“I would like to say this marks an historic event, as we go along,” Klaus Bosselmann of New Zealand said as he opened his remarks on the legitimacy of global environmental constitutionalism. “This is something that is really cutting edge. I would congratulate Widener University School of Law for leading the field.”
The April 11 symposium, presented by the Widener Law Review
under the direction of Professor James R. May
, was co-sponsored by the Environmental Law Center
. Panels throughout the day were moderated by Widener professors who make up the center’s faculty. Speakers included academics, policymakers, scholars, students and politicians
People around the world live under constitutions that protect environmental rights in some fashion, including by committing to environmental stewardship, recognizing a basic right to a quality environment, guaranteeing a right to water or natural resources and ensuring public participation in environmental decision making. The Widener conference explored this idea, including how it has been used by other nations. The program included breakout sessions examining developments in Africa, Asia, the Americas and Europe.
In her opening remarks, Interim Dean Erin Daly

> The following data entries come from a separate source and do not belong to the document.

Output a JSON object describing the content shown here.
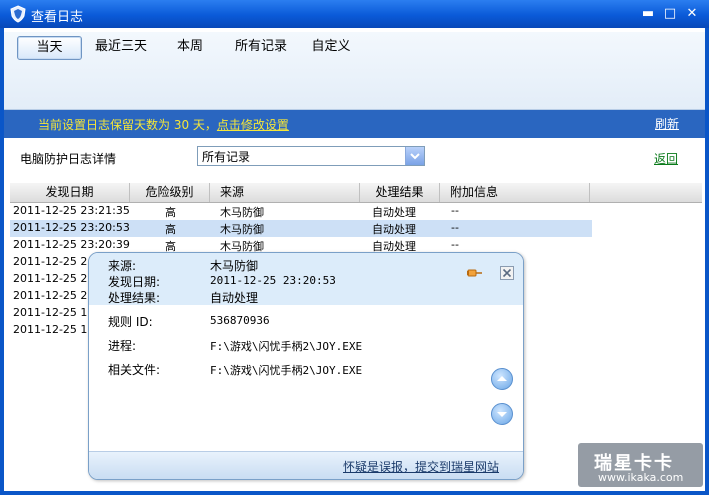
{
  "window": {
    "title": "查看日志",
    "controls": [
      "▬",
      "□",
      "✕"
    ]
  },
  "tabs": [
    {
      "label": "当天",
      "active": true
    },
    {
      "label": "最近三天",
      "active": false
    },
    {
      "label": "本周",
      "active": false
    },
    {
      "label": "所有记录",
      "active": false
    },
    {
      "label": "自定义",
      "active": false
    }
  ],
  "notice": {
    "prefix": "当前设置日志保留天数为 30 天，",
    "link": "点击修改设置"
  },
  "refresh_label": "刷新",
  "filter": {
    "label": "电脑防护日志详情",
    "selected": "所有记录"
  },
  "back_label": "返回",
  "table": {
    "columns": [
      "发现日期",
      "危险级别",
      "来源",
      "处理结果",
      "附加信息"
    ],
    "rows": [
      [
        "2011-12-25 23:21:35",
        "高",
        "木马防御",
        "自动处理",
        "--"
      ],
      [
        "2011-12-25 23:20:53",
        "高",
        "木马防御",
        "自动处理",
        "--"
      ],
      [
        "2011-12-25 23:20:39",
        "高",
        "木马防御",
        "自动处理",
        "--"
      ],
      [
        "2011-12-25 2",
        "",
        "",
        "",
        ""
      ],
      [
        "2011-12-25 2",
        "",
        "",
        "",
        ""
      ],
      [
        "2011-12-25 2",
        "",
        "",
        "",
        ""
      ],
      [
        "2011-12-25 1",
        "",
        "",
        "",
        ""
      ],
      [
        "2011-12-25 1",
        "",
        "",
        "",
        ""
      ]
    ]
  },
  "popup": {
    "source_label": "来源:",
    "source_value": "木马防御",
    "date_label": "发现日期:",
    "date_value": "2011-12-25 23:20:53",
    "result_label": "处理结果:",
    "result_value": "自动处理",
    "rule_label": "规则 ID:",
    "rule_value": "536870936",
    "process_label": "进程:",
    "process_value": "F:\\游戏\\闪忧手柄2\\JOY.EXE",
    "file_label": "相关文件:",
    "file_value": "F:\\游戏\\闪忧手柄2\\JOY.EXE",
    "report_link": "怀疑是误报，提交到瑞星网站"
  },
  "watermark": {
    "brand": "瑞星卡卡",
    "url": "www.ikaka.com"
  }
}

noted constitutional recognition of environmental rights has grown to the point where it is rare for new constitutions to be adopted without provisions protecting the environment. Daly and May have co-authored the forthcoming book, “Global Environmental Constitutionalism,” being published by Cambridge University Press. She credited May for a 2006 law review article that was among the first to identify global environmental constitutionalism as an area worthy of concern. “Not just as an academic matter,” she explained, “but as a way to actually improve the lives of people, all over the globe, by giving them a way to claim a clean and health environment and even to protect nature for its own sake.”
The Widener Law Review will publish a volume of articles based on the symposium soon.